In the second of two articles David Eline spoke to Damian Lenihan, Executive Director – Operations and Distribution Europe at Aetna International, on how employers will need to ensure staff well-being in the new normal and the lessons learned around the provision of IPMI for globally mobile staff.
Damian predicates his views on the likelihood that in the future the new normal will be fundamentally different from the working environment prior to COVID-19.
He believes with a potential easing of the global lockdowns in some areas, the world’s firms are now asking themselves what do you – or don’t you – need to do in the office in the future?
You also need to ask your staff what they are looking for in terms of their future working arrangements, he says, adding the challenge will then be to bridge the gap between what they want and what you as an employer want, along with how best to support customers.
Firms will need to understand how they can support their teams as they undertake the transition from a fully remote operation.
“We do face challenges because no-one has done this before, so we have little prior experience on which to base what we do on, both now and in the future,” explains Damian.
Employers will need not only to look after their existing staff but also examine the skills they need to operate in the new normal. Firms must find new ways of delivering well-being and support to ensure their staff are not only productive but also protected.
It may have been that in the past staff have had access to one-to-one support around mental health. In future this will need to be provided remotely and there will need to be a focus on team meetings to ensure effective communication if the staff are not to be in the office at the same time during the working week.

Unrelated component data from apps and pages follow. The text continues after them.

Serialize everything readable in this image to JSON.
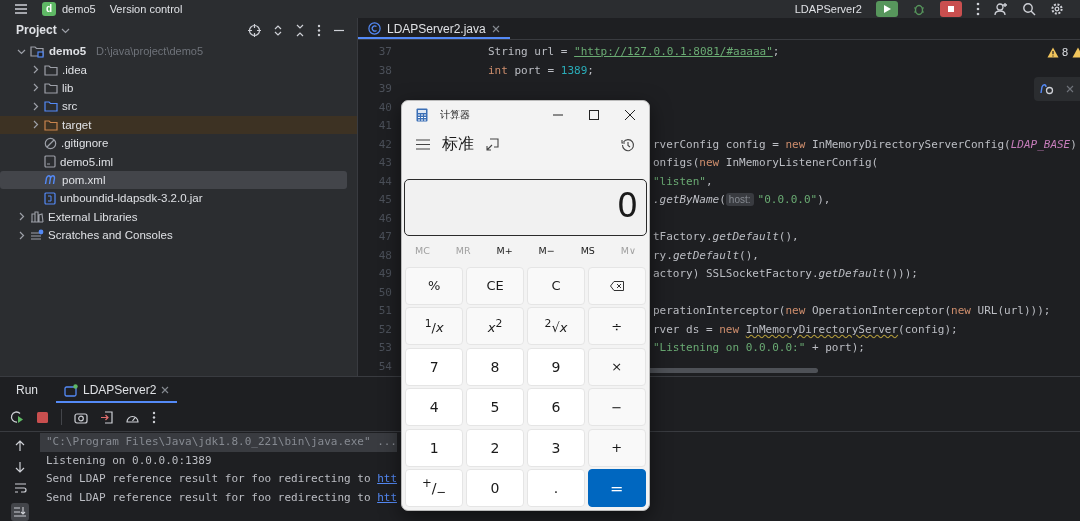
{
  "top_bar": {
    "project_badge": "d",
    "project": "demo5",
    "vcs": "Version control",
    "run_config": "LDAPServer2"
  },
  "project": {
    "title": "Project",
    "tree": [
      {
        "label": "demo5",
        "path": "D:\\java\\project\\demo5",
        "kind": "module",
        "expanded": true,
        "selected": false,
        "children": [
          {
            "label": ".idea",
            "kind": "folder",
            "expanded": false,
            "selected": false
          },
          {
            "label": "lib",
            "kind": "folder",
            "expanded": false,
            "selected": false
          },
          {
            "label": "src",
            "kind": "source-folder",
            "expanded": false,
            "selected": false
          },
          {
            "label": "target",
            "kind": "excluded-folder",
            "expanded": false,
            "selected": false
          },
          {
            "label": ".gitignore",
            "kind": "ignore-file",
            "selected": false
          },
          {
            "label": "demo5.iml",
            "kind": "module-file",
            "selected": false
          },
          {
            "label": "pom.xml",
            "kind": "maven-file",
            "selected": true
          },
          {
            "label": "unboundid-ldapsdk-3.2.0.jar",
            "kind": "jar",
            "selected": false
          }
        ]
      },
      {
        "label": "External Libraries",
        "kind": "libraries",
        "expanded": false,
        "selected": false
      },
      {
        "label": "Scratches and Consoles",
        "kind": "scratches",
        "expanded": false,
        "selected": false
      }
    ]
  },
  "editor": {
    "tab": {
      "label": "LDAPServer2.java",
      "selected": true
    },
    "warnings": "8",
    "lines": [
      {
        "number": "37",
        "kind": "full",
        "tokens": [
          {
            "t": "String url = ",
            "kind": "plain"
          },
          {
            "t": "\"http://127.0.0.1:8081/#aaaaa\"",
            "kind": "url"
          },
          {
            "t": ";",
            "kind": "plain"
          }
        ]
      },
      {
        "number": "38",
        "kind": "full",
        "tokens": [
          {
            "t": "int",
            "kind": "kw"
          },
          {
            "t": " port = ",
            "kind": "plain"
          },
          {
            "t": "1389",
            "kind": "num"
          },
          {
            "t": ";",
            "kind": "plain"
          }
        ]
      },
      {
        "number": "39",
        "kind": "full"
      },
      {
        "number": "40",
        "kind": "full"
      },
      {
        "number": "41",
        "kind": "full"
      },
      {
        "number": "42",
        "kind": "fragment",
        "tokens": [
          {
            "t": "rverConfig config = ",
            "kind": "plain"
          },
          {
            "t": "new",
            "kind": "kw"
          },
          {
            "t": " InMemoryDirectoryServerConfig(",
            "kind": "plain"
          },
          {
            "t": "LDAP_BASE",
            "kind": "const"
          },
          {
            "t": ")",
            "kind": "plain"
          }
        ]
      },
      {
        "number": "43",
        "kind": "fragment",
        "tokens": [
          {
            "t": "onfigs(",
            "kind": "plain"
          },
          {
            "t": "new",
            "kind": "kw"
          },
          {
            "t": " InMemoryListenerConfig(",
            "kind": "plain"
          }
        ]
      },
      {
        "number": "44",
        "kind": "fragment",
        "tokens": [
          {
            "t": "\"listen\"",
            "kind": "str"
          },
          {
            "t": ",",
            "kind": "plain"
          }
        ]
      },
      {
        "number": "45",
        "kind": "fragment",
        "tokens": [
          {
            "t": ".getByName",
            "kind": "method"
          },
          {
            "t": "(",
            "kind": "plain"
          },
          {
            "t": "host:",
            "kind": "hint"
          },
          {
            "t": "\"0.0.0.0\"",
            "kind": "str"
          },
          {
            "t": "),",
            "kind": "plain"
          }
        ]
      },
      {
        "number": "46",
        "kind": "fragment"
      },
      {
        "number": "47",
        "kind": "fragment",
        "tokens": [
          {
            "t": "tFactory.",
            "kind": "plain"
          },
          {
            "t": "getDefault",
            "kind": "method"
          },
          {
            "t": "(),",
            "kind": "plain"
          }
        ]
      },
      {
        "number": "48",
        "kind": "fragment",
        "tokens": [
          {
            "t": "ry.",
            "kind": "plain"
          },
          {
            "t": "getDefault",
            "kind": "method"
          },
          {
            "t": "(),",
            "kind": "plain"
          }
        ]
      },
      {
        "number": "49",
        "kind": "fragment",
        "tokens": [
          {
            "t": "actory) SSLSocketFactory.",
            "kind": "plain"
          },
          {
            "t": "getDefault",
            "kind": "method"
          },
          {
            "t": "()));",
            "kind": "plain"
          }
        ]
      },
      {
        "number": "50",
        "kind": "fragment"
      },
      {
        "number": "51",
        "kind": "fragment",
        "tokens": [
          {
            "t": "perationInterceptor(",
            "kind": "plain"
          },
          {
            "t": "new",
            "kind": "kw"
          },
          {
            "t": " OperationInterceptor(",
            "kind": "plain"
          },
          {
            "t": "new",
            "kind": "kw"
          },
          {
            "t": " URL(url)));",
            "kind": "plain"
          }
        ]
      },
      {
        "number": "52",
        "kind": "fragment",
        "tokens": [
          {
            "t": "rver ds = ",
            "kind": "plain"
          },
          {
            "t": "new ",
            "kind": "kw"
          },
          {
            "t": "InMemoryDirectoryServer",
            "kind": "warn"
          },
          {
            "t": "(config);",
            "kind": "plain"
          }
        ]
      },
      {
        "number": "53",
        "kind": "fragment",
        "tokens": [
          {
            "t": "\"Listening on 0.0.0.0:\"",
            "kind": "str"
          },
          {
            "t": " + port);",
            "kind": "plain"
          }
        ]
      },
      {
        "number": "54",
        "kind": "fragment"
      }
    ]
  },
  "run": {
    "title": "Run",
    "tab": {
      "label": "LDAPServer2",
      "selected": true
    },
    "console": [
      {
        "kind": "command",
        "text": "\"C:\\Program Files\\Java\\jdk1.8.0_221\\bin\\java.exe\" ..."
      },
      {
        "kind": "output",
        "text": "Listening on 0.0.0.0:1389"
      },
      {
        "kind": "output",
        "text": "Send LDAP reference result for foo redirecting to ",
        "link": "htt"
      },
      {
        "kind": "output",
        "text": "Send LDAP reference result for foo redirecting to ",
        "link": "htt"
      }
    ]
  },
  "calculator": {
    "title": "计算器",
    "mode": "标准",
    "display": "0",
    "memory": [
      {
        "label": "MC",
        "disabled": true
      },
      {
        "label": "MR",
        "disabled": true
      },
      {
        "label": "M+",
        "disabled": false
      },
      {
        "label": "M−",
        "disabled": false
      },
      {
        "label": "MS",
        "disabled": false
      },
      {
        "label": "M∨",
        "disabled": true
      }
    ],
    "keys": [
      {
        "label": "%",
        "kind": "function"
      },
      {
        "label": "CE",
        "kind": "function"
      },
      {
        "label": "C",
        "kind": "function"
      },
      {
        "kind": "backspace"
      },
      {
        "label": "$^{1}$/*x*",
        "kind": "function"
      },
      {
        "label": "*x*$^{2}$",
        "kind": "function"
      },
      {
        "label": "$^{2}$√*x*",
        "kind": "function"
      },
      {
        "label": "÷",
        "kind": "function"
      },
      {
        "label": "7",
        "kind": "digit"
      },
      {
        "label": "8",
        "kind": "digit"
      },
      {
        "label": "9",
        "kind": "digit"
      },
      {
        "label": "×",
        "kind": "function"
      },
      {
        "label": "4",
        "kind": "digit"
      },
      {
        "label": "5",
        "kind": "digit"
      },
      {
        "label": "6",
        "kind": "digit"
      },
      {
        "label": "−",
        "kind": "function"
      },
      {
        "label": "1",
        "kind": "digit"
      },
      {
        "label": "2",
        "kind": "digit"
      },
      {
        "label": "3",
        "kind": "digit"
      },
      {
        "label": "+",
        "kind": "function"
      },
      {
        "label": "$^{+}$/$_{−}$",
        "kind": "digit"
      },
      {
        "label": "0",
        "kind": "digit"
      },
      {
        "label": ".",
        "kind": "digit"
      },
      {
        "label": "=",
        "kind": "equals"
      }
    ]
  }
}
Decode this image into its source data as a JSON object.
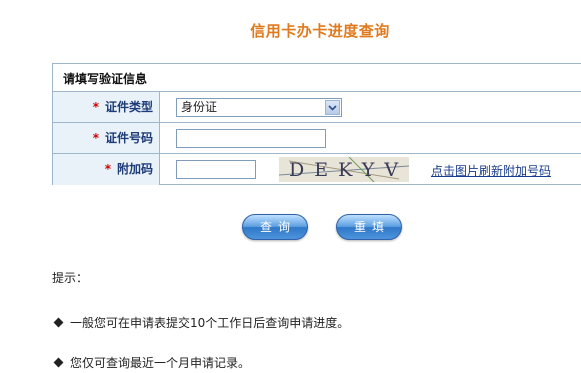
{
  "page_title": "信用卡办卡进度查询",
  "form": {
    "header": "请填写验证信息",
    "required_mark": "*",
    "id_type_label": "证件类型",
    "id_type_value": "身份证",
    "id_number_label": "证件号码",
    "id_number_value": "",
    "captcha_label": "附加码",
    "captcha_value": "",
    "captcha_image_text": "DEKYV",
    "captcha_refresh_link": "点击图片刷新附加号码"
  },
  "buttons": {
    "query": "查询",
    "reset": "重填"
  },
  "tips": {
    "label": "提示：",
    "items": [
      "一般您可在申请表提交10个工作日后查询申请进度。",
      "您仅可查询最近一个月申请记录。"
    ]
  },
  "colors": {
    "title": "#e07a1f",
    "label_bg": "#e9f1f9",
    "label_text": "#1e3c78",
    "required": "#d40000",
    "border": "#9fb6cd",
    "button": "#2f78c8"
  }
}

“If you have staff working remotely, virtual meetings need to persuade people to switch their cameras on so you can see them in order to better be able to judge how they are and how they are feeling,” adds Damian. “If you are redefining the office space you will need to look to design collaboration space that can be used for staff to meet every week or fortnight to ensure they are communicating and have the ability to share ideas and concerns about their well-being. The office is unlikely to be the place you do emails or Webex but the place where you collaborate face to face.”
He adds for expatriate staff and their families, the issue can be more acute.
“In terms of our IPMI members we have always looked to be forward thinking and offer a wide range of support, not just products. If the staff member had arrived at their new overseas post shortly before the pandemic struck, they would not have built a support network before they had been forced into lockdown and with that comes a significant degree of isolation.”
The pandemic has taught us that access to apps can deliver not only remote support but also connect people with each other in virtual gym classes for example, deliver significant benefits.
“It does differ globally, but we have seen a 3-4 fold increase in the utilisation of our virtual health service,” Damian adds. “Whilst some utilisation has been COVID-19 related this only amounted to around 10% with the rest being other health issues. It does evidence the demand we have been picking up from what would usually have been in-person visits. It certainly feels like the adoption of virtual services has accelerated”
“COVID-19 has redefined the way in which our virtual GP services have been utilised by our members.”
He says Aetna saw a reduction in the level of treatment in the early stage of the crisis, but overall it has not seen a great reduction in the level of claims from members. Where the underwriter has had claims, they have tended to be more expensive.
“Repatriations which pre-COVID-19 could have been carried out by road, are now having to be carried out by air ambulance, so what might have been a $5,000 claim can be anything up to $50,000,” explains Damian. “At present we do not know when the delayed reporting of claims to broker partners and ourselves will be complete, but we are hopeful that by the end of this year we will have a very good idea of where we are in terms of the claims that have arisen.”
The firm is aware of the rising interest from brokers and IFAs in IPMI as a business area that still maintains significant potential for growth.
“It is a complicated market so there is a need for clients to be made fully aware of the options they have when it comes to IPMI, and what we can provide,” concludes Damian.